**Problem statement**. Every record below needs to be set down exactly. Pictures do not belong in the copy.
Task input below:
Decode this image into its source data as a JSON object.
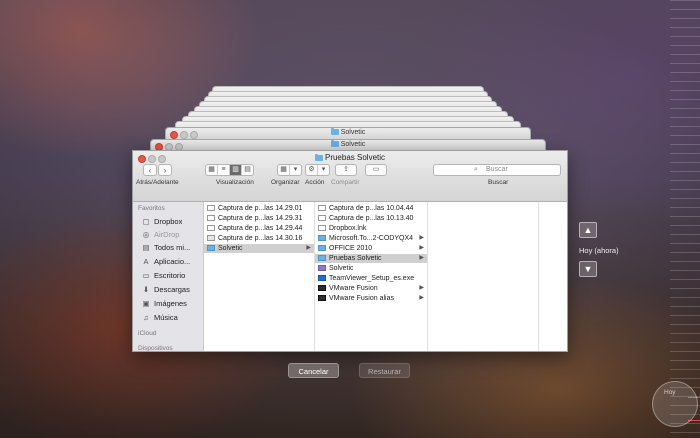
{
  "background_windows": [
    {
      "title": "Solvetic"
    },
    {
      "title": "Solvetic"
    }
  ],
  "window": {
    "title": "Pruebas Solvetic",
    "toolbar": {
      "back": "‹",
      "forward": "›",
      "nav_label": "Atrás/Adelante",
      "view_label": "Visualización",
      "arrange_label": "Organizar",
      "action_label": "Acción",
      "share_label": "Compartir",
      "search_placeholder": "Buscar",
      "search_label": "Buscar"
    },
    "sidebar": {
      "favorites_header": "Favoritos",
      "items": [
        {
          "icon": "dropbox-icon",
          "label": "Dropbox"
        },
        {
          "icon": "airdrop-icon",
          "label": "AirDrop"
        },
        {
          "icon": "all-files-icon",
          "label": "Todos mi..."
        },
        {
          "icon": "applications-icon",
          "label": "Aplicacio..."
        },
        {
          "icon": "desktop-icon",
          "label": "Escritorio"
        },
        {
          "icon": "downloads-icon",
          "label": "Descargas"
        },
        {
          "icon": "images-icon",
          "label": "Imágenes"
        },
        {
          "icon": "music-icon",
          "label": "Música"
        }
      ],
      "icloud_header": "iCloud",
      "devices_header": "Dispositivos"
    },
    "column1": [
      {
        "label": "Captura de p...las 14.29.01"
      },
      {
        "label": "Captura de p...las 14.29.31"
      },
      {
        "label": "Captura de p...las 14.29.44"
      },
      {
        "label": "Captura de p...las 14.30.16"
      },
      {
        "label": "Solvetic"
      }
    ],
    "column2": [
      {
        "label": "Captura de p...las 10.04.44"
      },
      {
        "label": "Captura de p...las 10.13.40"
      },
      {
        "label": "Dropbox.lnk"
      },
      {
        "label": "Microsoft.To...2-CODYQX4"
      },
      {
        "label": "OFFICE 2010"
      },
      {
        "label": "Pruebas Solvetic"
      },
      {
        "label": "Solvetic"
      },
      {
        "label": "TeamViewer_Setup_es.exe"
      },
      {
        "label": "VMware Fusion"
      },
      {
        "label": "VMware Fusion alias"
      }
    ]
  },
  "timemachine": {
    "up": "▲",
    "down": "▼",
    "now_label": "Hoy (ahora)",
    "cancel_label": "Cancelar",
    "restore_label": "Restaurar"
  },
  "watermark": {
    "label": "Hoy"
  }
}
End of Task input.
**Expected answer**.
Decode this image into its source data as a JSON object.
{
  "background_windows": [
    {
      "title": "Solvetic"
    },
    {
      "title": "Solvetic"
    }
  ],
  "window": {
    "title": "Pruebas Solvetic",
    "toolbar": {
      "back": "‹",
      "forward": "›",
      "nav_label": "Atrás/Adelante",
      "view_label": "Visualización",
      "arrange_label": "Organizar",
      "action_label": "Acción",
      "share_label": "Compartir",
      "search_placeholder": "Buscar",
      "search_label": "Buscar"
    },
    "sidebar": {
      "favorites_header": "Favoritos",
      "items": [
        {
          "icon": "dropbox-icon",
          "label": "Dropbox"
        },
        {
          "icon": "airdrop-icon",
          "label": "AirDrop"
        },
        {
          "icon": "all-files-icon",
          "label": "Todos mi..."
        },
        {
          "icon": "applications-icon",
          "label": "Aplicacio..."
        },
        {
          "icon": "desktop-icon",
          "label": "Escritorio"
        },
        {
          "icon": "downloads-icon",
          "label": "Descargas"
        },
        {
          "icon": "images-icon",
          "label": "Imágenes"
        },
        {
          "icon": "music-icon",
          "label": "Música"
        }
      ],
      "icloud_header": "iCloud",
      "devices_header": "Dispositivos"
    },
    "column1": [
      {
        "label": "Captura de p...las 14.29.01"
      },
      {
        "label": "Captura de p...las 14.29.31"
      },
      {
        "label": "Captura de p...las 14.29.44"
      },
      {
        "label": "Captura de p...las 14.30.16"
      },
      {
        "label": "Solvetic"
      }
    ],
    "column2": [
      {
        "label": "Captura de p...las 10.04.44"
      },
      {
        "label": "Captura de p...las 10.13.40"
      },
      {
        "label": "Dropbox.lnk"
      },
      {
        "label": "Microsoft.To...2-CODYQX4"
      },
      {
        "label": "OFFICE 2010"
      },
      {
        "label": "Pruebas Solvetic"
      },
      {
        "label": "Solvetic"
      },
      {
        "label": "TeamViewer_Setup_es.exe"
      },
      {
        "label": "VMware Fusion"
      },
      {
        "label": "VMware Fusion alias"
      }
    ]
  },
  "timemachine": {
    "up": "▲",
    "down": "▼",
    "now_label": "Hoy (ahora)",
    "cancel_label": "Cancelar",
    "restore_label": "Restaurar"
  },
  "watermark": {
    "label": "Hoy"
  }
}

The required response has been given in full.